### [What to produce]
Repeat, line for line, the entries printed below.

-------------------------

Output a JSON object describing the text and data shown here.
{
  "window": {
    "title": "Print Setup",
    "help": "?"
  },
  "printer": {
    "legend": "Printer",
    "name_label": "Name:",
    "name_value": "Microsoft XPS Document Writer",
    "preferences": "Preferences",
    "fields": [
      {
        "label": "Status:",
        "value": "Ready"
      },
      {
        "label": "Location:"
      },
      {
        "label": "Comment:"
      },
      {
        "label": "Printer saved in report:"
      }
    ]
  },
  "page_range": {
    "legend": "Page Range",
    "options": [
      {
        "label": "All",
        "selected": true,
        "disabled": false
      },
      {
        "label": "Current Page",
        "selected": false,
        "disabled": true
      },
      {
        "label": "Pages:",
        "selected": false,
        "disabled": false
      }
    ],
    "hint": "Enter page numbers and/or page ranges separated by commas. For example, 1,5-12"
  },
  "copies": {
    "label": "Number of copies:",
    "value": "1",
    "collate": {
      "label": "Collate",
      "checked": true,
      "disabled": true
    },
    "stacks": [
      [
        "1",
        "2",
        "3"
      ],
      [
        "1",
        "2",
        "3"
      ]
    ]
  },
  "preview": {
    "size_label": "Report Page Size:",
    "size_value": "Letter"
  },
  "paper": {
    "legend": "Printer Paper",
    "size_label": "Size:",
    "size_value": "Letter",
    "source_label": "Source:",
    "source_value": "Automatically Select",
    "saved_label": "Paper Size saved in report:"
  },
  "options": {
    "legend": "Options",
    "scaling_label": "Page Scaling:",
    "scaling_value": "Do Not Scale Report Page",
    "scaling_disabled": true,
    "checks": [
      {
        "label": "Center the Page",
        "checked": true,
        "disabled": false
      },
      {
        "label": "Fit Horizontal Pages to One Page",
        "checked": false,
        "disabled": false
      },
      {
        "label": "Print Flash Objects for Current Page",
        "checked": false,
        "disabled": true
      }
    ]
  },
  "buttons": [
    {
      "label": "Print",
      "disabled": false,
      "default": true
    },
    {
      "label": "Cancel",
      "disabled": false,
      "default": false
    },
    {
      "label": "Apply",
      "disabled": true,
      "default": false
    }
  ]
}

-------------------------

### [Task result]
Output a JSON object describing the text and data shown here.
{
  "window": {
    "title": "Print Setup",
    "help": "?"
  },
  "printer": {
    "legend": "Printer",
    "name_label": "Name:",
    "name_value": "Microsoft XPS Document Writer",
    "preferences": "Preferences",
    "fields": [
      {
        "label": "Status:",
        "value": "Ready"
      },
      {
        "label": "Location:"
      },
      {
        "label": "Comment:"
      },
      {
        "label": "Printer saved in report:"
      }
    ]
  },
  "page_range": {
    "legend": "Page Range",
    "options": [
      {
        "label": "All",
        "selected": true,
        "disabled": false
      },
      {
        "label": "Current Page",
        "selected": false,
        "disabled": true
      },
      {
        "label": "Pages:",
        "selected": false,
        "disabled": false
      }
    ],
    "hint": "Enter page numbers and/or page ranges separated by commas. For example, 1,5-12"
  },
  "copies": {
    "label": "Number of copies:",
    "value": "1",
    "collate": {
      "label": "Collate",
      "checked": true,
      "disabled": true
    },
    "stacks": [
      [
        "1",
        "2",
        "3"
      ],
      [
        "1",
        "2",
        "3"
      ]
    ]
  },
  "preview": {
    "size_label": "Report Page Size:",
    "size_value": "Letter"
  },
  "paper": {
    "legend": "Printer Paper",
    "size_label": "Size:",
    "size_value": "Letter",
    "source_label": "Source:",
    "source_value": "Automatically Select",
    "saved_label": "Paper Size saved in report:"
  },
  "options": {
    "legend": "Options",
    "scaling_label": "Page Scaling:",
    "scaling_value": "Do Not Scale Report Page",
    "scaling_disabled": true,
    "checks": [
      {
        "label": "Center the Page",
        "checked": true,
        "disabled": false
      },
      {
        "label": "Fit Horizontal Pages to One Page",
        "checked": false,
        "disabled": false
      },
      {
        "label": "Print Flash Objects for Current Page",
        "checked": false,
        "disabled": true
      }
    ]
  },
  "buttons": [
    {
      "label": "Print",
      "disabled": false,
      "default": true
    },
    {
      "label": "Cancel",
      "disabled": false,
      "default": false
    },
    {
      "label": "Apply",
      "disabled": true,
      "default": false
    }
  ]
}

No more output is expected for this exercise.